| DIRECTIONS |
Only lines containing the word "photo" belong in the answer; copy each one from the records.

| DATA |

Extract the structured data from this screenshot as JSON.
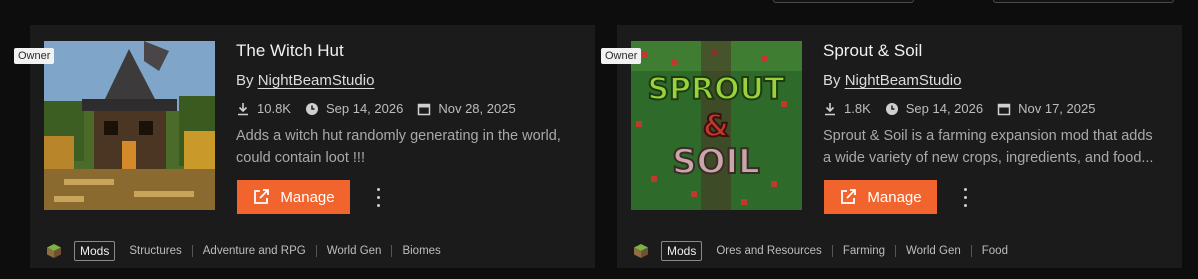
{
  "cards": [
    {
      "title": "The Witch Hut",
      "by_label": "By",
      "author": "NightBeamStudio",
      "owner_badge": "Owner",
      "downloads": "10.8K",
      "updated": "Sep 14, 2026",
      "created": "Nov 28, 2025",
      "description": [
        "Adds a witch hut randomly generating in the world,",
        "could contain loot !!!"
      ],
      "manage_label": "Manage",
      "primary_tag": "Mods",
      "tags": [
        "Structures",
        "Adventure and RPG",
        "World Gen",
        "Biomes"
      ]
    },
    {
      "title": "Sprout & Soil",
      "by_label": "By",
      "author": "NightBeamStudio",
      "owner_badge": "Owner",
      "downloads": "1.8K",
      "updated": "Sep 14, 2026",
      "created": "Nov 17, 2025",
      "description": [
        "Sprout & Soil is a farming expansion mod that adds",
        "a wide variety of new crops, ingredients, and food..."
      ],
      "manage_label": "Manage",
      "primary_tag": "Mods",
      "tags": [
        "Ores and Resources",
        "Farming",
        "World Gen",
        "Food"
      ],
      "logo_text": [
        "SPROUT",
        "&",
        "SOIL"
      ]
    }
  ],
  "colors": {
    "accent": "#f2642d",
    "card_bg": "#1b1b1b",
    "page_bg": "#0d0d0d"
  },
  "icons": {
    "downloads": "download-icon",
    "updated": "clock-icon",
    "created": "calendar-icon",
    "manage": "external-link-icon",
    "more": "kebab-menu-icon",
    "category": "grass-block-icon"
  }
}
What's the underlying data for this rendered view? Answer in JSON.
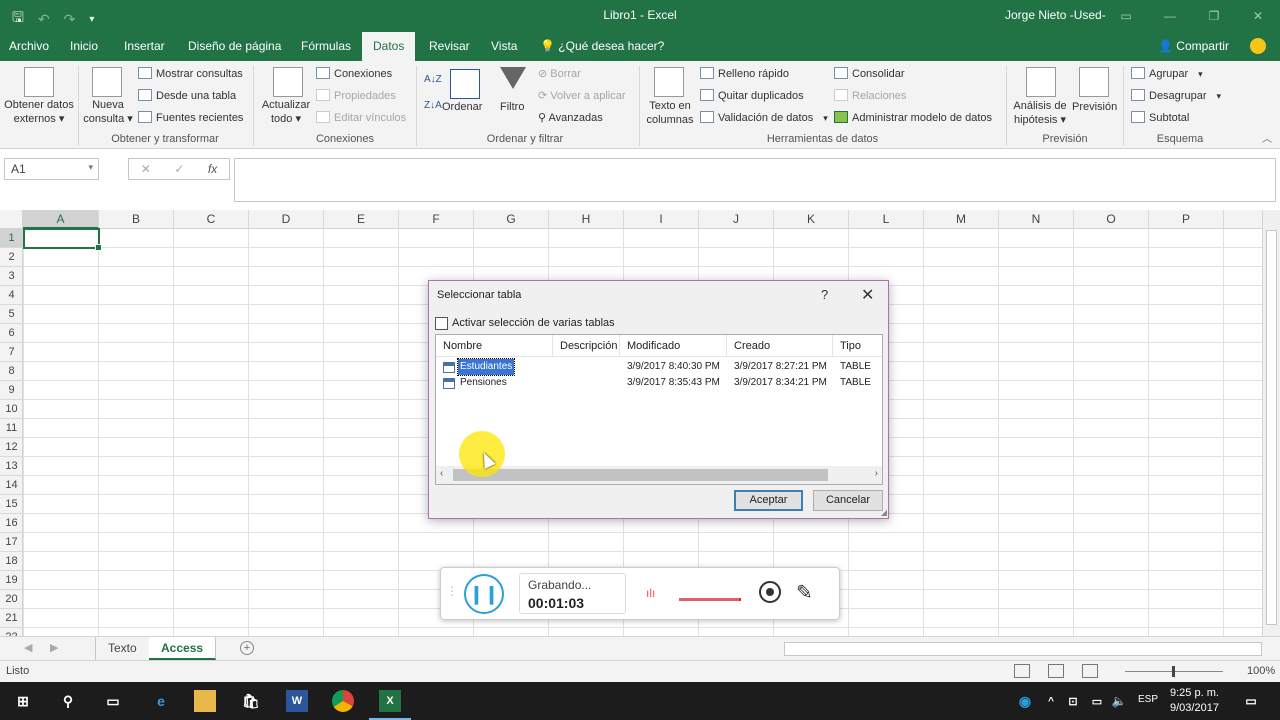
{
  "window": {
    "title": "Libro1  -  Excel",
    "user": "Jorge Nieto -Used-"
  },
  "menu": {
    "tabs": [
      "Archivo",
      "Inicio",
      "Insertar",
      "Diseño de página",
      "Fórmulas",
      "Datos",
      "Revisar",
      "Vista"
    ],
    "active_tab": "Datos",
    "tell_me": "¿Qué desea hacer?",
    "share": "Compartir"
  },
  "ribbon": {
    "get_external": [
      "Obtener datos",
      "externos ▾"
    ],
    "new_query": [
      "Nueva",
      "consulta ▾"
    ],
    "show_queries": "Mostrar consultas",
    "from_table": "Desde una tabla",
    "recent_sources": "Fuentes recientes",
    "group_get_transform": "Obtener y transformar",
    "refresh_all": [
      "Actualizar",
      "todo ▾"
    ],
    "connections": "Conexiones",
    "properties": "Propiedades",
    "edit_links": "Editar vínculos",
    "group_connections": "Conexiones",
    "sort": "Ordenar",
    "filter": "Filtro",
    "clear": "Borrar",
    "reapply": "Volver a aplicar",
    "advanced": "Avanzadas",
    "group_sort_filter": "Ordenar y filtrar",
    "text_to_columns": [
      "Texto en",
      "columnas"
    ],
    "flash_fill": "Relleno rápido",
    "remove_duplicates": "Quitar duplicados",
    "data_validation": "Validación de datos",
    "consolidate": "Consolidar",
    "relationships": "Relaciones",
    "manage_model": "Administrar modelo de datos",
    "group_data_tools": "Herramientas de datos",
    "what_if": [
      "Análisis de",
      "hipótesis ▾"
    ],
    "forecast_sheet": "Previsión",
    "group_forecast": "Previsión",
    "group": "Agrupar",
    "ungroup": "Desagrupar",
    "subtotal": "Subtotal",
    "group_outline": "Esquema"
  },
  "formula_bar": {
    "name_box": "A1",
    "fx": "fx",
    "content": ""
  },
  "grid": {
    "columns": [
      "A",
      "B",
      "C",
      "D",
      "E",
      "F",
      "G",
      "H",
      "I",
      "J",
      "K",
      "L",
      "M",
      "N",
      "O",
      "P"
    ],
    "rows": [
      "1",
      "2",
      "3",
      "4",
      "5",
      "6",
      "7",
      "8",
      "9",
      "10",
      "11",
      "12",
      "13",
      "14",
      "15",
      "16",
      "17",
      "18",
      "19",
      "20",
      "21",
      "22"
    ]
  },
  "sheets": {
    "tabs": [
      "Texto",
      "Access"
    ],
    "active": "Access"
  },
  "status": {
    "text": "Listo",
    "zoom": "100%"
  },
  "dialog": {
    "title": "Seleccionar tabla",
    "help": "?",
    "close": "✕",
    "multi_select_label": "Activar selección de varias tablas",
    "multi_select_checked": false,
    "columns": [
      "Nombre",
      "Descripción",
      "Modificado",
      "Creado",
      "Tipo"
    ],
    "rows": [
      {
        "name": "Estudiantes",
        "description": "",
        "modified": "3/9/2017 8:40:30 PM",
        "created": "3/9/2017 8:27:21 PM",
        "type": "TABLE",
        "selected": true
      },
      {
        "name": "Pensiones",
        "description": "",
        "modified": "3/9/2017 8:35:43 PM",
        "created": "3/9/2017 8:34:21 PM",
        "type": "TABLE",
        "selected": false
      }
    ],
    "ok": "Aceptar",
    "cancel": "Cancelar"
  },
  "recorder": {
    "status": "Grabando...",
    "time": "00:01:03"
  },
  "taskbar": {
    "language": "ESP",
    "time": "9:25 p. m.",
    "date": "9/03/2017"
  },
  "colors": {
    "excel_green": "#217346",
    "selection_blue": "#3875d7",
    "dialog_border": "#b66cb0"
  }
}
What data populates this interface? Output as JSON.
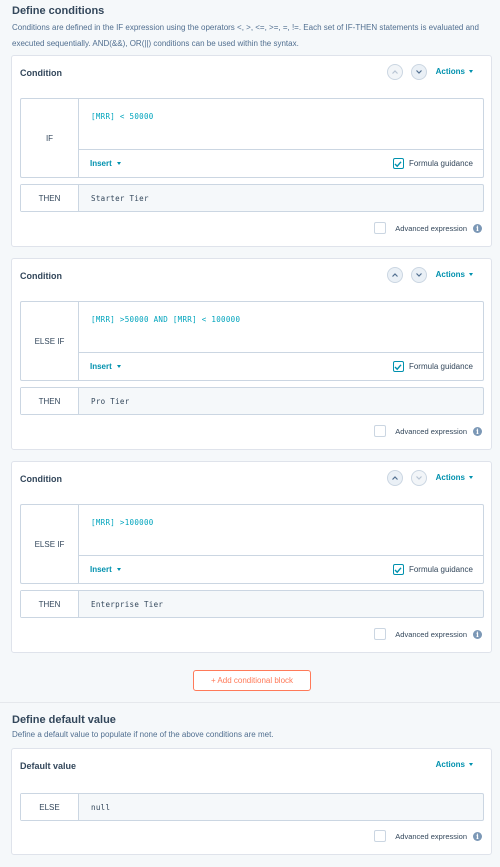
{
  "header": {
    "title": "Define conditions",
    "description": "Conditions are defined in the IF expression using the operators <, >, <=, >=, =, !=. Each set of IF-THEN statements is evaluated and executed sequentially. AND(&&), OR(||) conditions can be used within the syntax."
  },
  "common": {
    "condition_title": "Condition",
    "actions_label": "Actions",
    "insert_label": "Insert",
    "formula_guidance_label": "Formula guidance",
    "then_label": "THEN",
    "advanced_label": "Advanced expression"
  },
  "blocks": [
    {
      "keyword": "IF",
      "expression": "[MRR] < 50000",
      "then_value": "Starter Tier",
      "formula_guidance_checked": true,
      "advanced_checked": false
    },
    {
      "keyword": "ELSE IF",
      "expression": "[MRR] >50000 AND [MRR] < 100000",
      "then_value": "Pro Tier",
      "formula_guidance_checked": true,
      "advanced_checked": false
    },
    {
      "keyword": "ELSE IF",
      "expression": "[MRR] >100000",
      "then_value": "Enterprise Tier",
      "formula_guidance_checked": true,
      "advanced_checked": false
    }
  ],
  "add_block_label": "+ Add conditional block",
  "default_section": {
    "title": "Define default value",
    "description": "Define a default value to populate if none of the above conditions are met.",
    "card_title": "Default value",
    "else_label": "ELSE",
    "else_value": "null",
    "advanced_checked": false
  },
  "colors": {
    "accent": "#0091ae",
    "expression": "#00a4bd",
    "add_button": "#ff7a59"
  }
}
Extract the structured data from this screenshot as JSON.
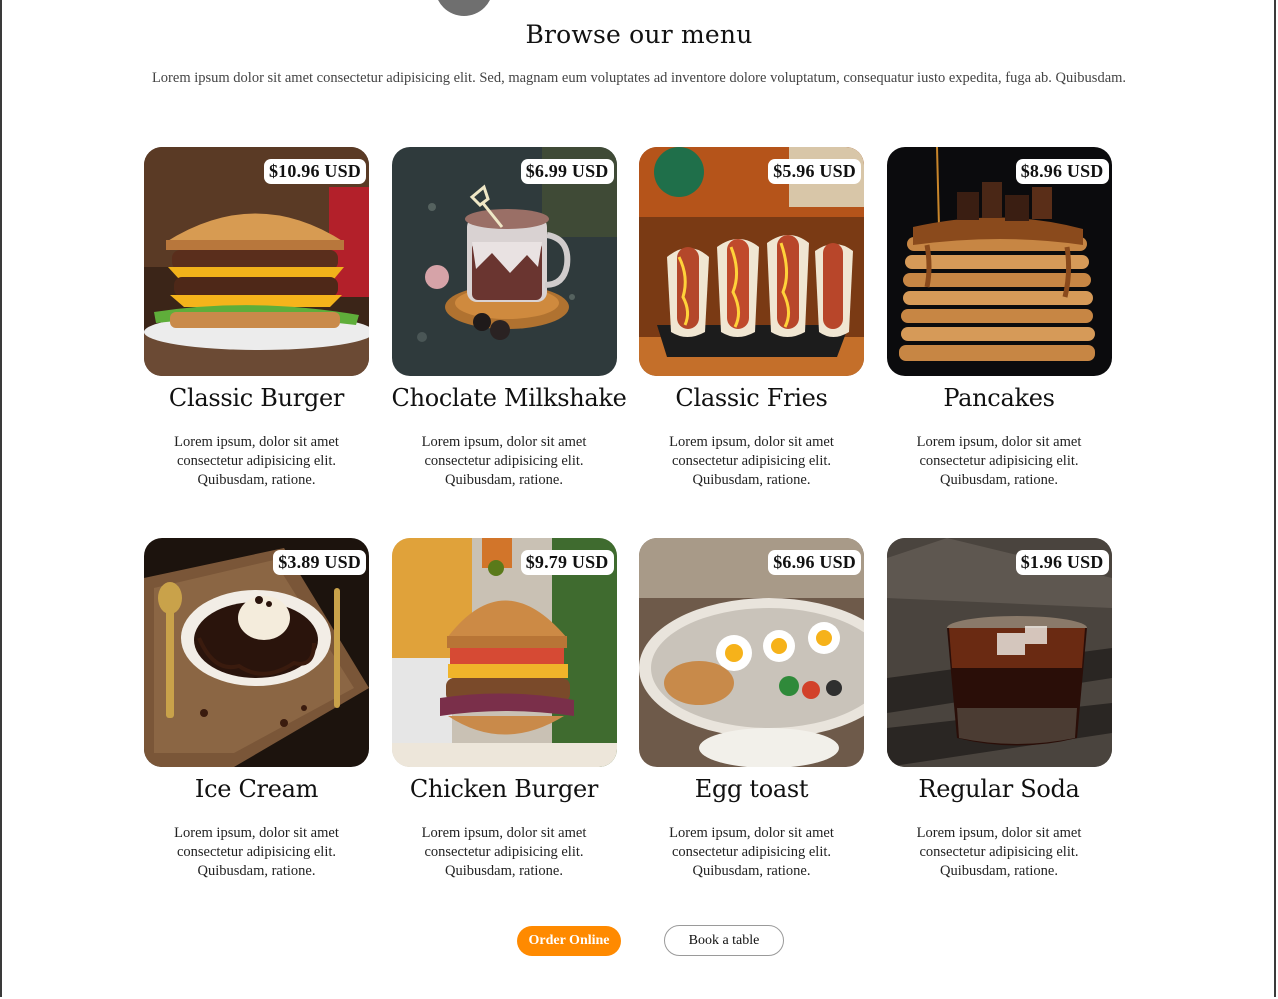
{
  "menu": {
    "title": "Browse our menu",
    "intro": "Lorem ipsum dolor sit amet consectetur adipisicing elit. Sed, magnam eum voluptates ad inventore dolore voluptatum, consequatur iusto expedita, fuga ab. Quibusdam.",
    "items": [
      {
        "name": "Classic Burger",
        "price": "$10.96 USD",
        "description": "Lorem ipsum, dolor sit amet consectetur adipisicing elit. Quibusdam, ratione.",
        "image": "burger-photo"
      },
      {
        "name": "Choclate Milkshake",
        "price": "$6.99 USD",
        "description": "Lorem ipsum, dolor sit amet consectetur adipisicing elit. Quibusdam, ratione.",
        "image": "milkshake-photo"
      },
      {
        "name": "Classic Fries",
        "price": "$5.96 USD",
        "description": "Lorem ipsum, dolor sit amet consectetur adipisicing elit. Quibusdam, ratione.",
        "image": "hotdogs-photo"
      },
      {
        "name": "Pancakes",
        "price": "$8.96 USD",
        "description": "Lorem ipsum, dolor sit amet consectetur adipisicing elit. Quibusdam, ratione.",
        "image": "pancakes-photo"
      },
      {
        "name": "Ice Cream",
        "price": "$3.89 USD",
        "description": "Lorem ipsum, dolor sit amet consectetur adipisicing elit. Quibusdam, ratione.",
        "image": "icecream-photo"
      },
      {
        "name": "Chicken Burger",
        "price": "$9.79 USD",
        "description": "Lorem ipsum, dolor sit amet consectetur adipisicing elit. Quibusdam, ratione.",
        "image": "chicken-burger-photo"
      },
      {
        "name": "Egg toast",
        "price": "$6.96 USD",
        "description": "Lorem ipsum, dolor sit amet consectetur adipisicing elit. Quibusdam, ratione.",
        "image": "egg-toast-photo"
      },
      {
        "name": "Regular Soda",
        "price": "$1.96 USD",
        "description": "Lorem ipsum, dolor sit amet consectetur adipisicing elit. Quibusdam, ratione.",
        "image": "soda-photo"
      }
    ]
  },
  "actions": {
    "order_label": "Order Online",
    "book_label": "Book a table"
  },
  "colors": {
    "accent": "#ff8a00",
    "text": "#111111",
    "muted": "#444444"
  }
}
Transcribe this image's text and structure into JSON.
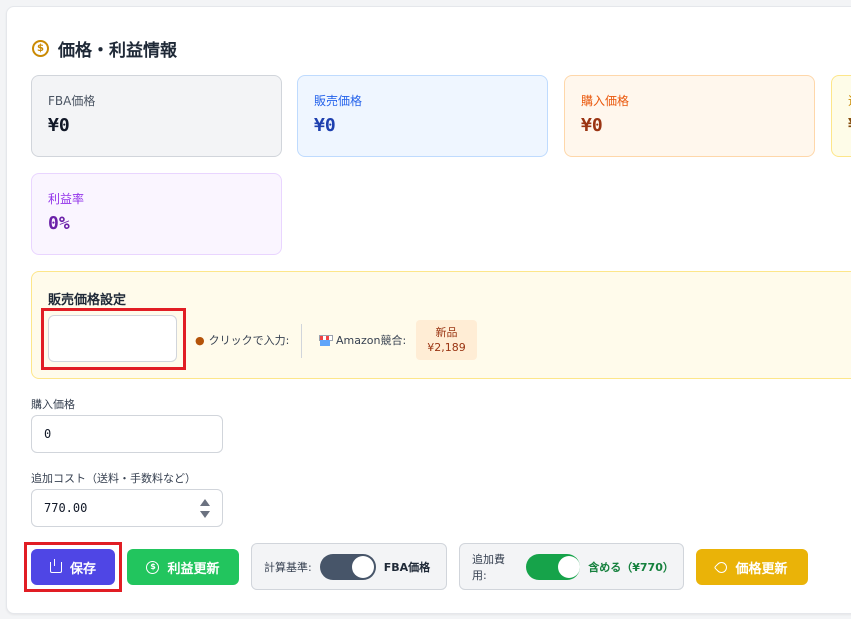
{
  "header": {
    "title": "価格・利益情報",
    "icon": "dollar-circle-icon"
  },
  "cards": {
    "fba": {
      "label": "FBA価格",
      "value": "¥0"
    },
    "sell": {
      "label": "販売価格",
      "value": "¥0"
    },
    "buy": {
      "label": "購入価格",
      "value": "¥0"
    },
    "extra": {
      "label": "追",
      "value": "¥"
    },
    "rate": {
      "label": "利益率",
      "value": "0%"
    }
  },
  "sell_setting": {
    "title": "販売価格設定",
    "input_value": "",
    "click_hint": "クリックで入力:",
    "amazon_label": "Amazon競合:",
    "badge_condition": "新品",
    "badge_price": "¥2,189"
  },
  "fields": {
    "purchase_label": "購入価格",
    "purchase_value": "0",
    "extra_cost_label": "追加コスト（送料・手数料など）",
    "extra_cost_value": "770.00"
  },
  "actions": {
    "save": "保存",
    "profit_update": "利益更新",
    "basis_label": "計算基準:",
    "basis_value": "FBA価格",
    "extra_label": "追加費用:",
    "extra_value": "含める（¥770）",
    "price_update": "価格更新"
  },
  "colors": {
    "save": "#4f46e5",
    "profit": "#22c55e",
    "price": "#eab308",
    "highlight": "#e11d24"
  }
}
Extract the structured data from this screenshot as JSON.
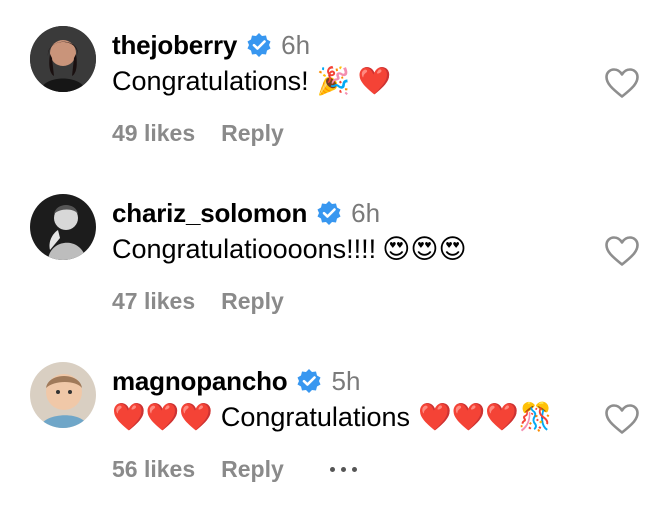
{
  "comments": [
    {
      "username": "thejoberry",
      "time": "6h",
      "text": "Congratulations!",
      "emoji": "🎉 ❤️",
      "likes": "49 likes",
      "reply": "Reply"
    },
    {
      "username": "chariz_solomon",
      "time": "6h",
      "text": "Congratulatioooons!!!!",
      "emoji": "😍😍😍",
      "likes": "47 likes",
      "reply": "Reply"
    },
    {
      "username": "magnopancho",
      "time": "5h",
      "emoji_before": "❤️❤️❤️",
      "text": "Congratulations",
      "emoji": "❤️❤️❤️🎊",
      "likes": "56 likes",
      "reply": "Reply"
    }
  ],
  "colors": {
    "verified": "#3897f0",
    "meta": "#8a8a8a",
    "time": "#7a7a7a",
    "heart_outline": "#8e8e8e"
  },
  "icons": {
    "verified": "verified-badge-icon",
    "like": "heart-outline-icon",
    "more": "more-dots-icon"
  }
}
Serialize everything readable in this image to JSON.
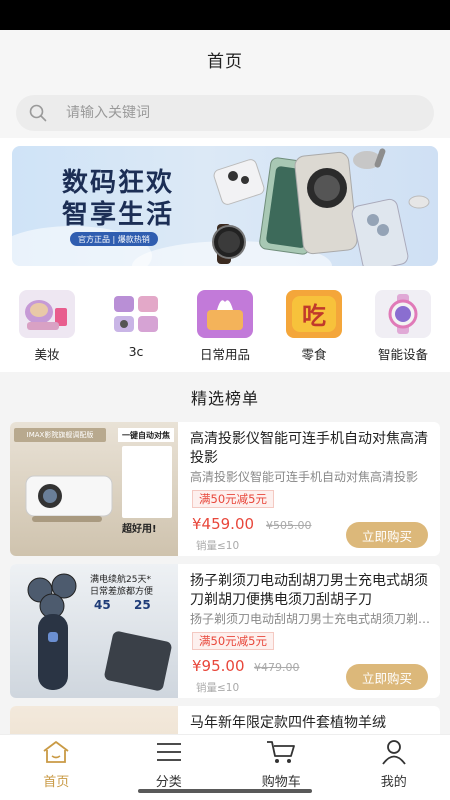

| SOLVED EXERCISE |
        "image": "burger-photo"
        "image": "milkshake-photo"
        "image": "hotdogs-photo"
        "image": "pancakes-photo"
        "image": "icecream-photo"
        "image": "chicken-burger-photo"
        "image": "egg-toast-photo"
        "image": "soda-photo"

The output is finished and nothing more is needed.